■ WHAT YOU WILL DO
Restating the records exactly is the whole task.

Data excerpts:
-.-.-
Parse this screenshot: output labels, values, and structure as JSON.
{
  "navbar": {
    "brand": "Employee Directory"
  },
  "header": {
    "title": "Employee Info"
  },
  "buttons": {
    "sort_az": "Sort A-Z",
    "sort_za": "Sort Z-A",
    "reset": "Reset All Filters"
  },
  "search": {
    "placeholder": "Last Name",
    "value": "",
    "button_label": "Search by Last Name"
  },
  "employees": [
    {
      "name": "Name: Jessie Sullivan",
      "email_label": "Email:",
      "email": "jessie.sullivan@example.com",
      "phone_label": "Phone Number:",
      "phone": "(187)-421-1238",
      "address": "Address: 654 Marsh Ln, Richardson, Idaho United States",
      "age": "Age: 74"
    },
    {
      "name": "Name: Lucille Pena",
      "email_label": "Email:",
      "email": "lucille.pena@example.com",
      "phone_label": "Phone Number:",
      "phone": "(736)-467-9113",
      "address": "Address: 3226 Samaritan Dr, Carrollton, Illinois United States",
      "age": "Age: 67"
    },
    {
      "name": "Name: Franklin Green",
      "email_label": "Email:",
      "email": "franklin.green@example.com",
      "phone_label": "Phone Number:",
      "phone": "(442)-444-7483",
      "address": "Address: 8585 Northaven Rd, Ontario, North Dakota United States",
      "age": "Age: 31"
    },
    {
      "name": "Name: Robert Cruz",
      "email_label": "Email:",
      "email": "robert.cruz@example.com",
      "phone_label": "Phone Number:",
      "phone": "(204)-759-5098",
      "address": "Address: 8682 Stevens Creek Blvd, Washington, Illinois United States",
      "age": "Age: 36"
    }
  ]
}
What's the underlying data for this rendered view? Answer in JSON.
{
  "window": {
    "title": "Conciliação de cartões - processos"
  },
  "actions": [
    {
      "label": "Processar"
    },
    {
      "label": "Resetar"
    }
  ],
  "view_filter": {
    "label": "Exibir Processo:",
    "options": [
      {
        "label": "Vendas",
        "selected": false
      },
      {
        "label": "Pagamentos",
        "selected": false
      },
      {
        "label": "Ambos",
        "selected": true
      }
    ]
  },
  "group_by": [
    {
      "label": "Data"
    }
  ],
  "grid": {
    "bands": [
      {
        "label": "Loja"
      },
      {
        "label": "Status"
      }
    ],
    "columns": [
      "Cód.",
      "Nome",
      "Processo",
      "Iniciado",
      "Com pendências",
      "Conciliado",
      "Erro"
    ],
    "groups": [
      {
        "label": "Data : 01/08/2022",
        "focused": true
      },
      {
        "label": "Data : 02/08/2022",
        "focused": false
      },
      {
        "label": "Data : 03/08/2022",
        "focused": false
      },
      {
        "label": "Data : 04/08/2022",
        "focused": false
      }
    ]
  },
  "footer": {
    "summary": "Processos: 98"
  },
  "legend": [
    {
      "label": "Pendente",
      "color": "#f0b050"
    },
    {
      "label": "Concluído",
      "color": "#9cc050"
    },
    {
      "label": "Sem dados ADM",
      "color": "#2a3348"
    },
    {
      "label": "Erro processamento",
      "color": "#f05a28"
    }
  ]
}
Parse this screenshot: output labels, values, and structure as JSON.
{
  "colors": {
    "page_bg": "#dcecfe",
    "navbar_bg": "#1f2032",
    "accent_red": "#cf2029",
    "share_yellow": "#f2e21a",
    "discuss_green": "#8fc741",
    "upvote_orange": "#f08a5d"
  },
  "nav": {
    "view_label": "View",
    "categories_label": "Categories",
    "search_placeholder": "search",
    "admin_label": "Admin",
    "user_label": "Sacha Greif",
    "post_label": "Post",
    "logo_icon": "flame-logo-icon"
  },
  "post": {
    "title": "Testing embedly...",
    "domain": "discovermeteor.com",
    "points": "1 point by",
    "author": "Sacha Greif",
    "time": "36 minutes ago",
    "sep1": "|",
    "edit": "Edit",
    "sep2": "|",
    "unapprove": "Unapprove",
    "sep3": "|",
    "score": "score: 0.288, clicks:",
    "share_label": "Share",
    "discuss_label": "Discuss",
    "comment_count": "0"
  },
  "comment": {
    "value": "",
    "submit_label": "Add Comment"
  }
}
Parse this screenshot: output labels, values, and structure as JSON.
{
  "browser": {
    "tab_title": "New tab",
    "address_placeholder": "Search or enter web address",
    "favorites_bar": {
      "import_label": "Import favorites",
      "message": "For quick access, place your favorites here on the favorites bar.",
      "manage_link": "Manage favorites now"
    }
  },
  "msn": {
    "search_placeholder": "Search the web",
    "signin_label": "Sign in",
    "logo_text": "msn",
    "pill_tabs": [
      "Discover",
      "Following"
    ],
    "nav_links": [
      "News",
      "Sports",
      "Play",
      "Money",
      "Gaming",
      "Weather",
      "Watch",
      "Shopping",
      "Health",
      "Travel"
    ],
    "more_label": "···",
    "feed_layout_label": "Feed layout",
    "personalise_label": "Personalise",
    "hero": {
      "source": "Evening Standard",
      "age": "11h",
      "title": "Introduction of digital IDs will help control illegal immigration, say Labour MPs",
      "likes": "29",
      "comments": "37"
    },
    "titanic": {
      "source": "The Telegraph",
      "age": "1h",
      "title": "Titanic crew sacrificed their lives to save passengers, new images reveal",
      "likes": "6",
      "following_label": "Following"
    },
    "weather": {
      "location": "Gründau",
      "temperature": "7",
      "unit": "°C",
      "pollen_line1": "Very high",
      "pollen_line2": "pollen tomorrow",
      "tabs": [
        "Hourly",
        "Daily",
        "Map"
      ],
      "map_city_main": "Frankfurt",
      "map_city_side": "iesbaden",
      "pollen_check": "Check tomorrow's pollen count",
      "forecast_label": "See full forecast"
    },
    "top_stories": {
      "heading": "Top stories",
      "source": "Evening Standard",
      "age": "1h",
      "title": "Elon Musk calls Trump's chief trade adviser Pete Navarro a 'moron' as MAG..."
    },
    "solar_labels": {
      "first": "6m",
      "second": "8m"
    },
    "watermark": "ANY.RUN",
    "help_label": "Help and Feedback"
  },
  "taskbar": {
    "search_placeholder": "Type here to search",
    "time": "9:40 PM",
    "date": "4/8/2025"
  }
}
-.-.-
■ EXPECTED ANSWER
Parse this screenshot: output labels, values, and structure as JSON.
{
  "navbar": {
    "brand": "Employee Directory"
  },
  "header": {
    "title": "Employee Info"
  },
  "buttons": {
    "sort_az": "Sort A-Z",
    "sort_za": "Sort Z-A",
    "reset": "Reset All Filters"
  },
  "search": {
    "placeholder": "Last Name",
    "value": "",
    "button_label": "Search by Last Name"
  },
  "employees": [
    {
      "name": "Name: Jessie Sullivan",
      "email_label": "Email:",
      "email": "jessie.sullivan@example.com",
      "phone_label": "Phone Number:",
      "phone": "(187)-421-1238",
      "address": "Address: 654 Marsh Ln, Richardson, Idaho United States",
      "age": "Age: 74"
    },
    {
      "name": "Name: Lucille Pena",
      "email_label": "Email:",
      "email": "lucille.pena@example.com",
      "phone_label": "Phone Number:",
      "phone": "(736)-467-9113",
      "address": "Address: 3226 Samaritan Dr, Carrollton, Illinois United States",
      "age": "Age: 67"
    },
    {
      "name": "Name: Franklin Green",
      "email_label": "Email:",
      "email": "franklin.green@example.com",
      "phone_label": "Phone Number:",
      "phone": "(442)-444-7483",
      "address": "Address: 8585 Northaven Rd, Ontario, North Dakota United States",
      "age": "Age: 31"
    },
    {
      "name": "Name: Robert Cruz",
      "email_label": "Email:",
      "email": "robert.cruz@example.com",
      "phone_label": "Phone Number:",
      "phone": "(204)-759-5098",
      "address": "Address: 8682 Stevens Creek Blvd, Washington, Illinois United States",
      "age": "Age: 36"
    }
  ]
}
What's the underlying data for this rendered view? Answer in JSON.
{
  "window": {
    "title": "Conciliação de cartões - processos"
  },
  "actions": [
    {
      "label": "Processar"
    },
    {
      "label": "Resetar"
    }
  ],
  "view_filter": {
    "label": "Exibir Processo:",
    "options": [
      {
        "label": "Vendas",
        "selected": false
      },
      {
        "label": "Pagamentos",
        "selected": false
      },
      {
        "label": "Ambos",
        "selected": true
      }
    ]
  },
  "group_by": [
    {
      "label": "Data"
    }
  ],
  "grid": {
    "bands": [
      {
        "label": "Loja"
      },
      {
        "label": "Status"
      }
    ],
    "columns": [
      "Cód.",
      "Nome",
      "Processo",
      "Iniciado",
      "Com pendências",
      "Conciliado",
      "Erro"
    ],
    "groups": [
      {
        "label": "Data : 01/08/2022",
        "focused": true
      },
      {
        "label": "Data : 02/08/2022",
        "focused": false
      },
      {
        "label": "Data : 03/08/2022",
        "focused": false
      },
      {
        "label": "Data : 04/08/2022",
        "focused": false
      }
    ]
  },
  "footer": {
    "summary": "Processos: 98"
  },
  "legend": [
    {
      "label": "Pendente",
      "color": "#f0b050"
    },
    {
      "label": "Concluído",
      "color": "#9cc050"
    },
    {
      "label": "Sem dados ADM",
      "color": "#2a3348"
    },
    {
      "label": "Erro processamento",
      "color": "#f05a28"
    }
  ]
}
Parse this screenshot: output labels, values, and structure as JSON.
{
  "colors": {
    "page_bg": "#dcecfe",
    "navbar_bg": "#1f2032",
    "accent_red": "#cf2029",
    "share_yellow": "#f2e21a",
    "discuss_green": "#8fc741",
    "upvote_orange": "#f08a5d"
  },
  "nav": {
    "view_label": "View",
    "categories_label": "Categories",
    "search_placeholder": "search",
    "admin_label": "Admin",
    "user_label": "Sacha Greif",
    "post_label": "Post",
    "logo_icon": "flame-logo-icon"
  },
  "post": {
    "title": "Testing embedly...",
    "domain": "discovermeteor.com",
    "points": "1 point by",
    "author": "Sacha Greif",
    "time": "36 minutes ago",
    "sep1": "|",
    "edit": "Edit",
    "sep2": "|",
    "unapprove": "Unapprove",
    "sep3": "|",
    "score": "score: 0.288, clicks:",
    "share_label": "Share",
    "discuss_label": "Discuss",
    "comment_count": "0"
  },
  "comment": {
    "value": "",
    "submit_label": "Add Comment"
  }
}
Parse this screenshot: output labels, values, and structure as JSON.
{
  "browser": {
    "tab_title": "New tab",
    "address_placeholder": "Search or enter web address",
    "favorites_bar": {
      "import_label": "Import favorites",
      "message": "For quick access, place your favorites here on the favorites bar.",
      "manage_link": "Manage favorites now"
    }
  },
  "msn": {
    "search_placeholder": "Search the web",
    "signin_label": "Sign in",
    "logo_text": "msn",
    "pill_tabs": [
      "Discover",
      "Following"
    ],
    "nav_links": [
      "News",
      "Sports",
      "Play",
      "Money",
      "Gaming",
      "Weather",
      "Watch",
      "Shopping",
      "Health",
      "Travel"
    ],
    "more_label": "···",
    "feed_layout_label": "Feed layout",
    "personalise_label": "Personalise",
    "hero": {
      "source": "Evening Standard",
      "age": "11h",
      "title": "Introduction of digital IDs will help control illegal immigration, say Labour MPs",
      "likes": "29",
      "comments": "37"
    },
    "titanic": {
      "source": "The Telegraph",
      "age": "1h",
      "title": "Titanic crew sacrificed their lives to save passengers, new images reveal",
      "likes": "6",
      "following_label": "Following"
    },
    "weather": {
      "location": "Gründau",
      "temperature": "7",
      "unit": "°C",
      "pollen_line1": "Very high",
      "pollen_line2": "pollen tomorrow",
      "tabs": [
        "Hourly",
        "Daily",
        "Map"
      ],
      "map_city_main": "Frankfurt",
      "map_city_side": "iesbaden",
      "pollen_check": "Check tomorrow's pollen count",
      "forecast_label": "See full forecast"
    },
    "top_stories": {
      "heading": "Top stories",
      "source": "Evening Standard",
      "age": "1h",
      "title": "Elon Musk calls Trump's chief trade adviser Pete Navarro a 'moron' as MAG..."
    },
    "solar_labels": {
      "first": "6m",
      "second": "8m"
    },
    "watermark": "ANY.RUN",
    "help_label": "Help and Feedback"
  },
  "taskbar": {
    "search_placeholder": "Type here to search",
    "time": "9:40 PM",
    "date": "4/8/2025"
  }
}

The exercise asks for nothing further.